Task requirements
How many lines below contain the word "desc"? Answer with that number alone.

╭─ Data extract

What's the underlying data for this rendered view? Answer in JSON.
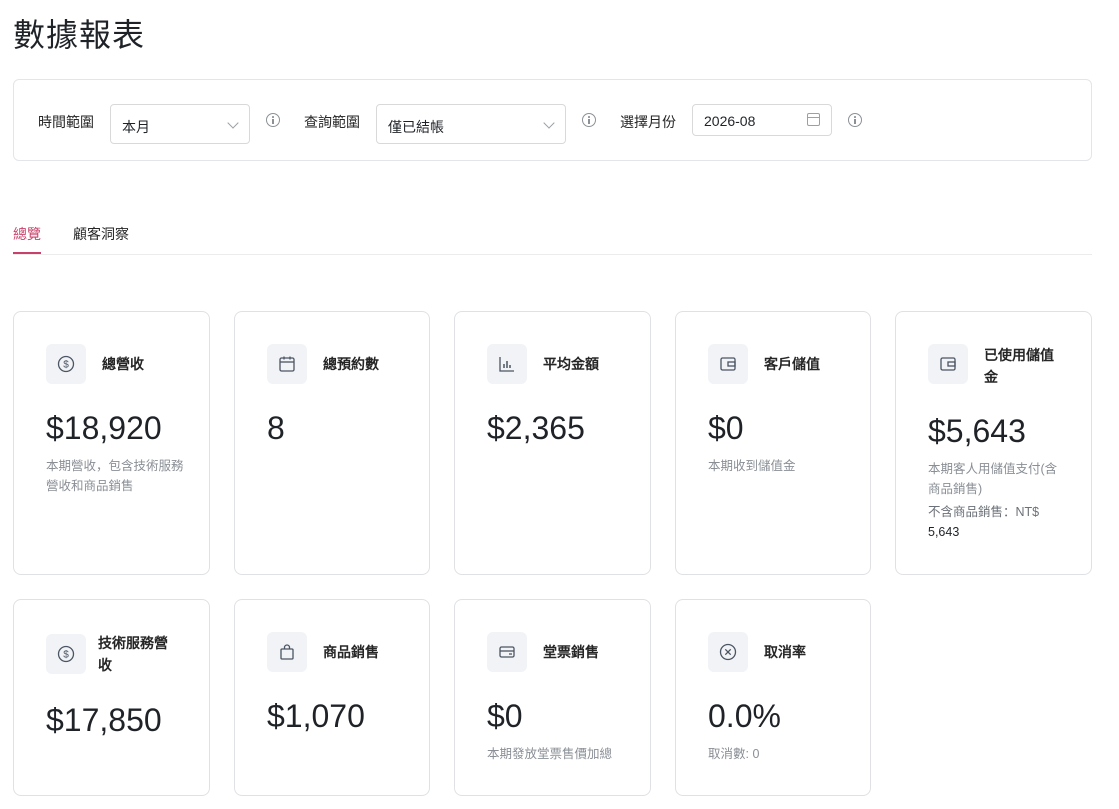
{
  "page": {
    "title": "數據報表"
  },
  "filters": {
    "time_range": {
      "label": "時間範圍",
      "value": "本月"
    },
    "query_range": {
      "label": "查詢範圍",
      "value": "僅已結帳"
    },
    "month": {
      "label": "選擇月份",
      "value": "2026-08"
    }
  },
  "tabs": [
    {
      "label": "總覽",
      "active": true
    },
    {
      "label": "顧客洞察",
      "active": false
    }
  ],
  "accent_color": "#c8416a",
  "cards": [
    {
      "icon": "dollar-circle-icon",
      "title": "總營收",
      "value": "$18,920",
      "desc": "本期營收，包含技術服務營收和商品銷售"
    },
    {
      "icon": "calendar-icon",
      "title": "總預約數",
      "value": "8"
    },
    {
      "icon": "bar-chart-icon",
      "title": "平均金額",
      "value": "$2,365"
    },
    {
      "icon": "wallet-icon",
      "title": "客戶儲值",
      "value": "$0",
      "desc": "本期收到儲值金"
    },
    {
      "icon": "wallet-icon",
      "title": "已使用儲值金",
      "value": "$5,643",
      "desc": "本期客人用儲值支付(含商品銷售)",
      "sub_label": "不含商品銷售：NT$",
      "sub_value": "5,643"
    },
    {
      "icon": "dollar-circle-icon",
      "title": "技術服務營收",
      "value": "$17,850"
    },
    {
      "icon": "shopping-bag-icon",
      "title": "商品銷售",
      "value": "$1,070"
    },
    {
      "icon": "credit-card-icon",
      "title": "堂票銷售",
      "value": "$0",
      "desc": "本期發放堂票售價加總"
    },
    {
      "icon": "close-circle-icon",
      "title": "取消率",
      "value": "0.0%",
      "desc": "取消數: 0"
    }
  ]
}
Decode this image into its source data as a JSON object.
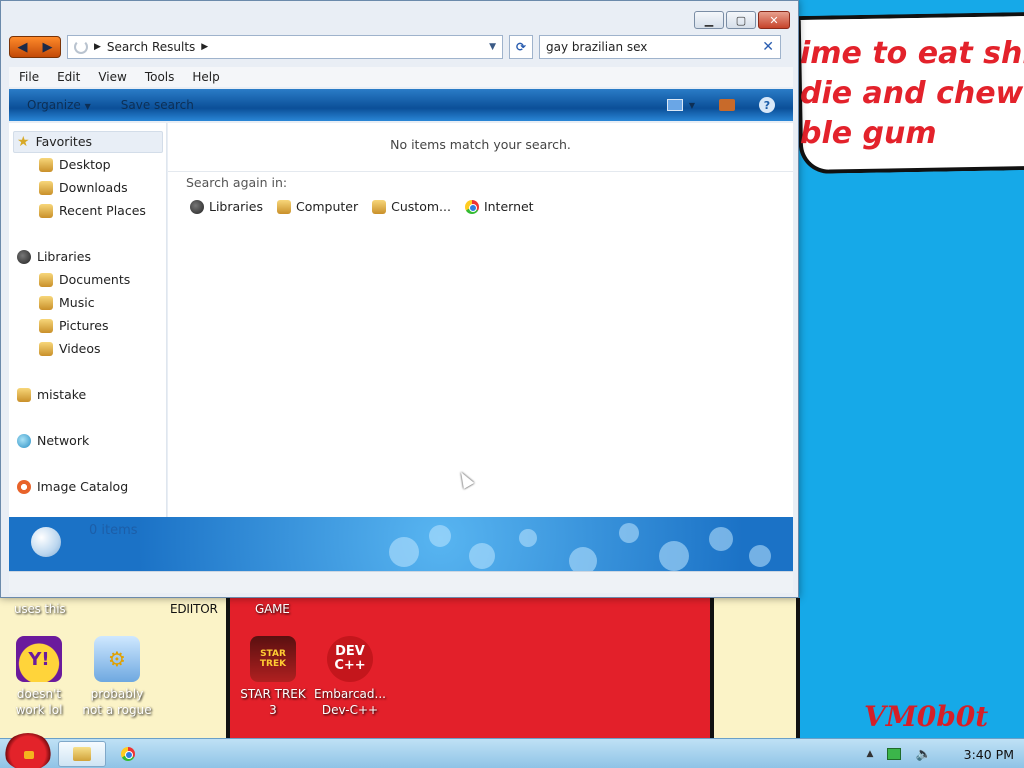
{
  "window": {
    "address": "Search Results",
    "search_query": "gay brazilian sex",
    "menu": [
      "File",
      "Edit",
      "View",
      "Tools",
      "Help"
    ],
    "toolbar": {
      "organize": "Organize",
      "save_search": "Save search"
    },
    "nav": {
      "favorites": "Favorites",
      "favorites_items": [
        "Desktop",
        "Downloads",
        "Recent Places"
      ],
      "libraries": "Libraries",
      "libraries_items": [
        "Documents",
        "Music",
        "Pictures",
        "Videos"
      ],
      "mistake": "mistake",
      "network": "Network",
      "image_catalog": "Image Catalog"
    },
    "content": {
      "no_items": "No items match your search.",
      "search_again": "Search again in:",
      "locations": [
        "Libraries",
        "Computer",
        "Custom...",
        "Internet"
      ]
    },
    "details": {
      "count": "0 items"
    }
  },
  "desktop": {
    "speech_lines": [
      "ime to eat shit",
      "die and chew",
      "ble gum"
    ],
    "labels": {
      "uses_this": "uses this",
      "editor": "EDIITOR",
      "game": "GAME",
      "signature": "VM0b0t"
    },
    "icons": [
      {
        "label_1": "doesn't",
        "label_2": "work lol"
      },
      {
        "label_1": "probably",
        "label_2": "not a rogue"
      },
      {
        "label_1": "STAR TREK",
        "label_2": "3"
      },
      {
        "label_1": "Embarcad...",
        "label_2": "Dev-C++"
      }
    ],
    "devcpp_logo": "DEV C++"
  },
  "taskbar": {
    "time": "3:40 PM"
  },
  "colors": {
    "accent": "#1b72c6",
    "wallpaper": "#16a9e8",
    "red": "#e3202a",
    "cream": "#fbf3c7"
  }
}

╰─

Solution
5